The beer is chilled overnight in a keg so that chill haze is formed. The filtration system is set up so that pressure is applied to head of the unfiltered beer keg. The unfiltered beer keg is connected to the filter, which in turn is connected to the dipstick of the receiving keg. The beer will flow out of that keg, through the filter, and into the receiving keg. The receiving keg is not completely sealed so CO2 can escape as the keg fills.
When deciding on how much effort to put into clarifying your beer, you should consider two things: How important the look of your beer is to you and how long you are going to store your beer. If you are giving some of your beer away or entering it in a contest, looks might be more important. If your beer is not going to be consumed quickly, clarifying it will keep it in good shape so you can enjoy it longer. The full treatment for clarifying a beer would include a yeast fining agent, a protein fining agent, and a polyphenol fining agent. Alternately, you could filter the beer for maximum clarity. If your beer is going to be consumed rapidly and you don’t mind a little haze, you might want to consider taking an easier route. Adding Irish moss to the kettle and Polyclar to the secondary fermenter before packaging takes almost no time.

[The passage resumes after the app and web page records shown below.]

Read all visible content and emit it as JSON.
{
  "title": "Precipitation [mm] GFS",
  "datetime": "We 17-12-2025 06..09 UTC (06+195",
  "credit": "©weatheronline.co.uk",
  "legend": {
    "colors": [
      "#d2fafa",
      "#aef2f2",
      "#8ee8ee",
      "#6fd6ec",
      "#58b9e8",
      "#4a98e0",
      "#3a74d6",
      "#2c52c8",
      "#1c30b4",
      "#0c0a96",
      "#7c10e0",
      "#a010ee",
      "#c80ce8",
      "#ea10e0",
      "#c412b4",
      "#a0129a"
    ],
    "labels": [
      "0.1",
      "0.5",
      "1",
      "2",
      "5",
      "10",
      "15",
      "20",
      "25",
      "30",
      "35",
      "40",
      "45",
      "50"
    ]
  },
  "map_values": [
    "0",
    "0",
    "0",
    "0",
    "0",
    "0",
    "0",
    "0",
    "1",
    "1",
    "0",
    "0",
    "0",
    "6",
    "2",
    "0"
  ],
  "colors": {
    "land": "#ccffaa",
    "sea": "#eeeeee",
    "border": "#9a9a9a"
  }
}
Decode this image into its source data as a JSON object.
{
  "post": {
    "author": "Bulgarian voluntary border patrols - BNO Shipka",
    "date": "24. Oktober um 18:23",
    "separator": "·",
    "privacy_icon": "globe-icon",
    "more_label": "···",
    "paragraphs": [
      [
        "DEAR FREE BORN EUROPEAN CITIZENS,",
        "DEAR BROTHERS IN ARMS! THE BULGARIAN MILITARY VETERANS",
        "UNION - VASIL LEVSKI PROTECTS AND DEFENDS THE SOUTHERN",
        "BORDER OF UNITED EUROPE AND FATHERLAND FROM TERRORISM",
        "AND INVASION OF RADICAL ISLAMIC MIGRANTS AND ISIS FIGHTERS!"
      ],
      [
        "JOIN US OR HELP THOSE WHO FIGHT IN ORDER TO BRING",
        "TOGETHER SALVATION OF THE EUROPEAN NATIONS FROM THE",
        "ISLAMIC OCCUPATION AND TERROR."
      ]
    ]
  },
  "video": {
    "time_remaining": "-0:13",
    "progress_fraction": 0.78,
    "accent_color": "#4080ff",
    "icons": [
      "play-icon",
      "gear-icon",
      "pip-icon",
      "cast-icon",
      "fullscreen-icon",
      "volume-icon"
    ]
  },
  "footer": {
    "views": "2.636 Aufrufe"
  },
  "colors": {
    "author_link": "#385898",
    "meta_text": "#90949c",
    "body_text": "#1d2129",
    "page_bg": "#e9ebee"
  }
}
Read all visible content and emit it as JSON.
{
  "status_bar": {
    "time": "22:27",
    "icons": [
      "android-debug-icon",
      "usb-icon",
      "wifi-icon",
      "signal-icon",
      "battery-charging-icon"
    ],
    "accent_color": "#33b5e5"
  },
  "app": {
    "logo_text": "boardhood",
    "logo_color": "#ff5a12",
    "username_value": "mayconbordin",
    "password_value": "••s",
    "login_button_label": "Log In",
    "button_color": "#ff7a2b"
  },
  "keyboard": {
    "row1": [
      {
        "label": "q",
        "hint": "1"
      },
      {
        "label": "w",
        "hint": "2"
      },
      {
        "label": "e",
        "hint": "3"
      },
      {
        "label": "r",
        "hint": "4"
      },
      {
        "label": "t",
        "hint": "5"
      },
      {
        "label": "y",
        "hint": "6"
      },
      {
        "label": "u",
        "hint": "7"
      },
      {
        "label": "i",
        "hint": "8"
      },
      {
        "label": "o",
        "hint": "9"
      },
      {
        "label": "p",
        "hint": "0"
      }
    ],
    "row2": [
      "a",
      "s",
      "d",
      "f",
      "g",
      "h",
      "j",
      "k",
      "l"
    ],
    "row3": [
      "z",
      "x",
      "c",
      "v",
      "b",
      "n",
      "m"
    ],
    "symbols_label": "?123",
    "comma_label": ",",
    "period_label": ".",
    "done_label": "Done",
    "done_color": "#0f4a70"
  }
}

These two easy steps will significantly reduce the amount of chill haze in your beer.
Chris Colby is our featured contributor this month (see “Editors Note”). He is a science editor living in Bastrop, Texas.